Thoughtful, detailed coverage of the Mac, iPhone, and iPad, plus the best-selling Take Control ebooks.



Pick an apple! 
Find Text Leading from Acrobat PDF

Ever have to recreate a document from an Acrobat PDF? You can find out most everything about the text by using the Object Inspector, except the leading. Well, here's a cheesy way to figure it out. Open the PDF in Illustrator (you just need one page). Release any and all clipping masks. Draw a guide at the baseline of the first line of text, and one on the line below. Now, Option-drag the first line to make a copy, and position it exactly next to the original first line at baseline. Then put a return anywhere in the copied line. Now adjust leading of the copied lines, so that the second line of copy rests on the baseline of the second line of the original. Now you know your leading.

Or you could buy expensive software to find the leading. Your choice.

Visit Mac Production Artist Tips and Scripts

Submitted by
Greg Ledger


Work Around a Broken iPhone Button with AssistiveTouch

Send Article to a Friend

My brother-in-law came over the other night because the Sleep/Wake button on his iPhone 4S was jammed. There wasn’t much I could do other than help him set up a Genius Bar appointment, but he had already discovered a little-known feature that let him put his iPhone to sleep manually, rather than waiting for Auto-Lock to kick in: AssistiveTouch.

AssistiveTouch lets you access system functions that may be difficult if you have some sort of physical impairment, like arthritis, a hurt or missing finger, or, in this case, a broken button. To enable AssistiveTouch, open the Settings app, navigate to General > Accessibility, and then scroll down and tap AssistiveTouch. When you turn AssistiveTouch on, a white dot appears on your screen, and you can move it around the edges of the screen as you wish. The dot remains visible from then on, and you can continue to move it around, should it obscure something else you need to see.

Tap the dot, and you’re presented with a popover menu that lets you activate Siri, press the Home button, and access other device buttons. Tap Device, and another popover appears with buttons that enable you to lock the screen, adjust volume and mute sounds, rotate the screen, access the multitasking bar, take a screenshot, virtually shake the phone, and make multi-finger gestures.

The Favorites button in the main popover lets you simulate gestures. The included example is Pinch, which you can use to zoom in on Web pages and maps without actually pinching the screen. You can add other gestures by tapping the white AssistiveTouch dot, then Favorites, and then one of the empty buttons with a plus in the middle. Once there, draw the gesture you want and tap Save when you’re finished. Give the gesture a name, and you can then access it at any time from the Favorites menu. You can also make and delete custom gestures in Settings > General > Accessibility > AssistiveTouch.

Apple has long been dedicated to accessibility, but those who don’t need such features just to interact with their Macs or iOS devices often don’t even realize they exist.

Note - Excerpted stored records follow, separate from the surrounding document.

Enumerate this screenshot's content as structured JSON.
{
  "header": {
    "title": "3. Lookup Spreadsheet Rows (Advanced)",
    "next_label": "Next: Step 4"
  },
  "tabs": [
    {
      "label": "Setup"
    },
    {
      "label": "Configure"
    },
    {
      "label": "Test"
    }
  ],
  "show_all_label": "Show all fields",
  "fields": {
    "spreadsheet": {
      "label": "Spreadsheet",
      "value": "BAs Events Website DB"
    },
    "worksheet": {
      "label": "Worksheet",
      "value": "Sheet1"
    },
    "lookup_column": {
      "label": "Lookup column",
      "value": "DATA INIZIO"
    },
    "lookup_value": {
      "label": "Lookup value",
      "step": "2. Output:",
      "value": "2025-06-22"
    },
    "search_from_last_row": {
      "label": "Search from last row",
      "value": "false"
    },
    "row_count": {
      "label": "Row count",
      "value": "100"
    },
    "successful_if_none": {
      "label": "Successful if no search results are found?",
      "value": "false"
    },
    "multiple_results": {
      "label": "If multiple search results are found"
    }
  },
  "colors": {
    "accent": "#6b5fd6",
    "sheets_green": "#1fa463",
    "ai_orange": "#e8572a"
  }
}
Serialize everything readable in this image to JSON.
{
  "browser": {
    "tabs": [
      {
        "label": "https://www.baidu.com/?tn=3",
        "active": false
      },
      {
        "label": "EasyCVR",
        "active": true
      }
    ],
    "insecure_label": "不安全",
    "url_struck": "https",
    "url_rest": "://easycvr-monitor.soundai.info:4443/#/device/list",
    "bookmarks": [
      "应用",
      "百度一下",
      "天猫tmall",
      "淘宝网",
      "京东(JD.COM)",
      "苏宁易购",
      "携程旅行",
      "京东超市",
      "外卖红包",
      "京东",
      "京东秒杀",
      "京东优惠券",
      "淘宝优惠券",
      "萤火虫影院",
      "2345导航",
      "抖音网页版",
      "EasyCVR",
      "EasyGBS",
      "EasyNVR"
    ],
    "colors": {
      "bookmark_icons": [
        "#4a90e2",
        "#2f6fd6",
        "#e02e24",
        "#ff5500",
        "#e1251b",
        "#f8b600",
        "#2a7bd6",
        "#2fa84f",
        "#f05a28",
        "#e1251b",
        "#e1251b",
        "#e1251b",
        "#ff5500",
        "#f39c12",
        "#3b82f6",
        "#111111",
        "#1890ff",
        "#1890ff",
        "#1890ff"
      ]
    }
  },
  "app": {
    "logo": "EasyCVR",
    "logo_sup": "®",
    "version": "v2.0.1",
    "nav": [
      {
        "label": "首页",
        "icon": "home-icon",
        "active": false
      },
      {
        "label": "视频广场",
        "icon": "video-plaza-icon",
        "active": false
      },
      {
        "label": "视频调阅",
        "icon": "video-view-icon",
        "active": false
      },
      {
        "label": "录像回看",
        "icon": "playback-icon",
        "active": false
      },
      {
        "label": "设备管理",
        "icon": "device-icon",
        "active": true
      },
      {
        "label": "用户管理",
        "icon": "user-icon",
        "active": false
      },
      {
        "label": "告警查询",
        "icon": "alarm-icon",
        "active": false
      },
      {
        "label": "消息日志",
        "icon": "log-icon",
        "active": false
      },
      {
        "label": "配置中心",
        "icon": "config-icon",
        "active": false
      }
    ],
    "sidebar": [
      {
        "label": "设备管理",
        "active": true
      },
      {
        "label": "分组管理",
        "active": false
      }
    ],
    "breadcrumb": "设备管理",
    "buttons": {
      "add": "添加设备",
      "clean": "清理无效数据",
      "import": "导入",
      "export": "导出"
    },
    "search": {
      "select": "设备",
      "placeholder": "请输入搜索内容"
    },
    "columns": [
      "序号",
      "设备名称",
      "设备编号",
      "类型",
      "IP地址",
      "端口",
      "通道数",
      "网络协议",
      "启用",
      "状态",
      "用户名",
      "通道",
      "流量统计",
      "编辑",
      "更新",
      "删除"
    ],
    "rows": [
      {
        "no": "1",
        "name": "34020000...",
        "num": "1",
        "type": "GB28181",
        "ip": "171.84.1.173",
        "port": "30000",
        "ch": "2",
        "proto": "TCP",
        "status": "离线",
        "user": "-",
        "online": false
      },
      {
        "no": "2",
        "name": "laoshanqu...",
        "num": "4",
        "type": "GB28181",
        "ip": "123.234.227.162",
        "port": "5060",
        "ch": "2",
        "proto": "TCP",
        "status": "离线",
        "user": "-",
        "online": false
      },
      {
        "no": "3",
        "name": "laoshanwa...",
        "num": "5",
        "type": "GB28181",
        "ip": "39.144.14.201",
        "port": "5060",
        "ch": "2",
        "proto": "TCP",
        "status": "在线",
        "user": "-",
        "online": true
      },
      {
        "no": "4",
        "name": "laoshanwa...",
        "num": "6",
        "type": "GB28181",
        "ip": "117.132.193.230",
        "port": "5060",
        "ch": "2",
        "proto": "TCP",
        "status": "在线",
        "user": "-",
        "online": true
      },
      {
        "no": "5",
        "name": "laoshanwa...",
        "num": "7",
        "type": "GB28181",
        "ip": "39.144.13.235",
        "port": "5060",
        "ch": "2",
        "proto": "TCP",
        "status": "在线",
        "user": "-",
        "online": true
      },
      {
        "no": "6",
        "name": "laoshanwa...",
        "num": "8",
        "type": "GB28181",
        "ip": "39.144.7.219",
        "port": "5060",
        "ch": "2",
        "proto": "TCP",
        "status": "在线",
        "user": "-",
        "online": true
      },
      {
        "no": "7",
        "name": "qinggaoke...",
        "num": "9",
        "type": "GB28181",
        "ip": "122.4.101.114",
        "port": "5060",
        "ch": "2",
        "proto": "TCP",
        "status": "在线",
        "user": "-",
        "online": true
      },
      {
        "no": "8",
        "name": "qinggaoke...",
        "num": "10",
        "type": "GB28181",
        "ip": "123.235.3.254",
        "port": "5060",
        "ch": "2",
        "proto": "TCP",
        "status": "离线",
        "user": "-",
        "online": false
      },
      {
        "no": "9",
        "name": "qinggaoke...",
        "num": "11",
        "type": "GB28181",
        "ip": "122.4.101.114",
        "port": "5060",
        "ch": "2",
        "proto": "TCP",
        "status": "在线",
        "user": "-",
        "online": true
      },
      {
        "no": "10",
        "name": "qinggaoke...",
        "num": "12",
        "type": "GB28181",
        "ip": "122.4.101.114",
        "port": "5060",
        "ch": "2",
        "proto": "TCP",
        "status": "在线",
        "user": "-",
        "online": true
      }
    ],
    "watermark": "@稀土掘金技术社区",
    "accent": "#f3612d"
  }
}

And that’s a shame, since many people who don’t regularly rely on accessibility features could use them on occasion. So do yourself a favor and scan through iOS’s Accessibility options, and see if any might be useful to you.


Make friends and influence people by sponsoring TidBITS!
Put your company and products in front of tens of thousands of
savvy, committed Apple users who actually buy stuff.
More information: <>

Comments about Work Around a Broken iPhone Button with AssistiveTouch
(Comments are closed.)

robertbingalls  2013-07-31 15:37
Super-handy, thanks! My lock button has been broken for months and has led to pocket dials and all manner of tomfoolery.